[Items from a data source]
________________________________________

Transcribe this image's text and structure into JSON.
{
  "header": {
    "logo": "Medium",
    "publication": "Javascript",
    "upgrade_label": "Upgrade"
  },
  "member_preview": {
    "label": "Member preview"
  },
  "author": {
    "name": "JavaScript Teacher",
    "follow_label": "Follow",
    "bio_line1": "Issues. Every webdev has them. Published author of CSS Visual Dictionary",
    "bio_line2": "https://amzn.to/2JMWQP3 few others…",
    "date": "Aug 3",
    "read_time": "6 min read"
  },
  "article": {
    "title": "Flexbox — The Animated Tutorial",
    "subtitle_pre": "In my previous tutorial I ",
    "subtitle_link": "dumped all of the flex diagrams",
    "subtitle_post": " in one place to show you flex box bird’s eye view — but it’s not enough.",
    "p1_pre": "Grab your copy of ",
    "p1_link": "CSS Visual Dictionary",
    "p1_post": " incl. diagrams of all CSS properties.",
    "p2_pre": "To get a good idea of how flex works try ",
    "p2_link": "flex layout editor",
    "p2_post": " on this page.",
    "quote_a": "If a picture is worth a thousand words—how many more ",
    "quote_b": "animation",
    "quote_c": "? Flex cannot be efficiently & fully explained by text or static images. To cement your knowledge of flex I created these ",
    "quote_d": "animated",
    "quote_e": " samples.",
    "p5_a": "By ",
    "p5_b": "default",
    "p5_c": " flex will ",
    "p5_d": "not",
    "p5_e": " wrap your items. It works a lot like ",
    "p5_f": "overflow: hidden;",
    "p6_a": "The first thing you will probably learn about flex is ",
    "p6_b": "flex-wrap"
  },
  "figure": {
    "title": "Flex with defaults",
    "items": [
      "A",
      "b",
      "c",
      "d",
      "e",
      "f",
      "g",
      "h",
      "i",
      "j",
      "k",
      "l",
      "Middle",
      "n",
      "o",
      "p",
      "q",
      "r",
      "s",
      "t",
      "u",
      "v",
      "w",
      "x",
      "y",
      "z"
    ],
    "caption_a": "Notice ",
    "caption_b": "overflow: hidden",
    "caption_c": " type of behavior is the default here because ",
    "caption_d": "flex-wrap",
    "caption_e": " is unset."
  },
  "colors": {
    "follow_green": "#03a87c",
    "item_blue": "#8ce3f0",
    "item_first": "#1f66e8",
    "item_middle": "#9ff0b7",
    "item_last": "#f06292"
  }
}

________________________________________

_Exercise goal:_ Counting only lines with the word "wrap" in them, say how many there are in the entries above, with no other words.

_Task solution:_ 3